- A landslide can be defined as the movement of a mass of rock, debris, or earth down a slope.
- Landslides are a type of mass wasting, which denotes a downward movement of soil and rock under the direct influence of gravity.
- Landslides results in a loss of about of Rs. 100 crore to Rs. 150 crore per annum in whole of India.
Causes of Landslides
- This refers to characteristics of the material.
- Such as whether the earth or rock is weak or fractured, or different strengths and stiffness of different layers of the soil.
Heavy Rainfall and Earthquakes
- The vulnerability of above 40% of the Kumaon Himalayan region to landslides is caused by earthquakes.
- Additionally, heavy rainfall often may result in landslides.
- Morphology refers to the physical structure of the land.
- From experience we know that slopes that lose their vegetation to fire or drought are more vulnerable to landslides.
- This is because vegetation holds soil in place, and without the root systems of trees, bushes, and other plants, the land is more likely to slide away.
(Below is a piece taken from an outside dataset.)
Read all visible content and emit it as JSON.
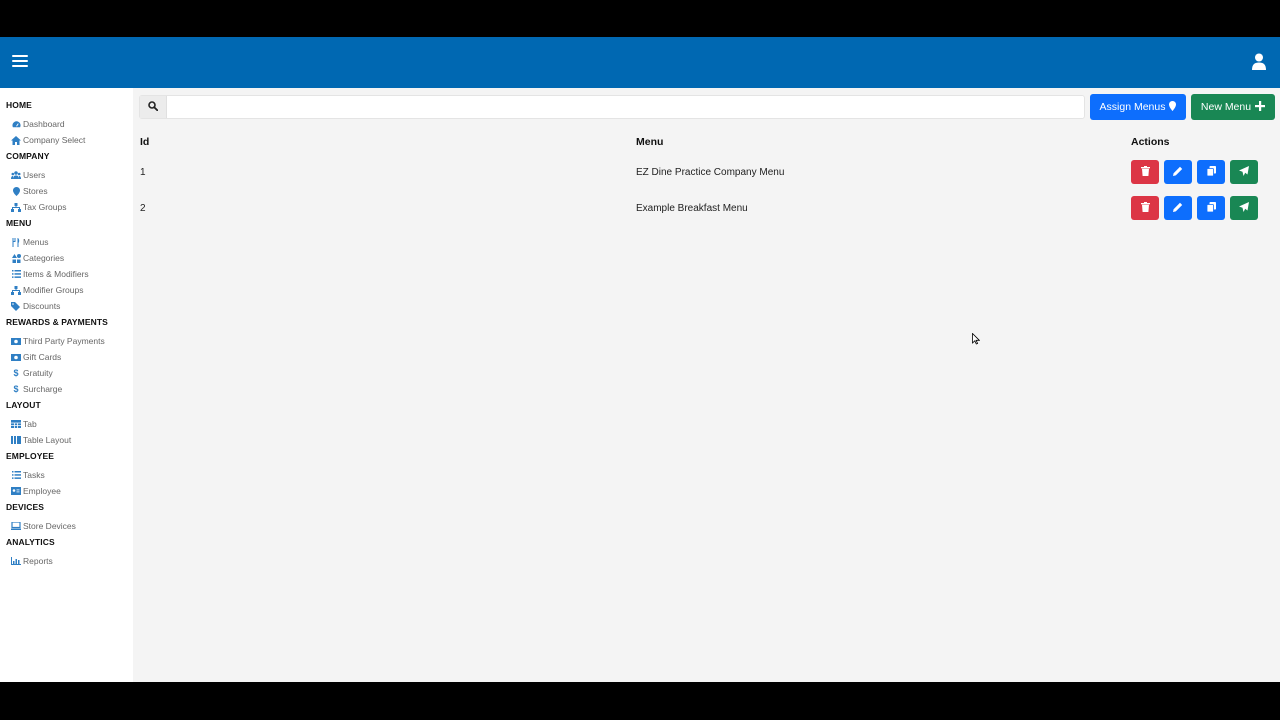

- Human activities such as mining or quarrying will result in the loss of vegetation cover and soil gravel.
- This also lowers the groundwater retention capacity which increases the risk of flooding.
- Shifting cultivation is especially common in himalayan regions and Northeast areas.
- Every year, residents burn the forests for cultivation purposes which deteriorates the quality of topsoil, causing erosion during heavy rainfall.
- This results in increased vulnerability to landslides in these regions.
- Population pressure in urban areas of India is rising at an alarming rate.
- This results in intensive urbanisation activities such as establishing commercial housing projects and road construction which reduce the vegetation cover.
- This results in an increasing frequency of landslides in such regions.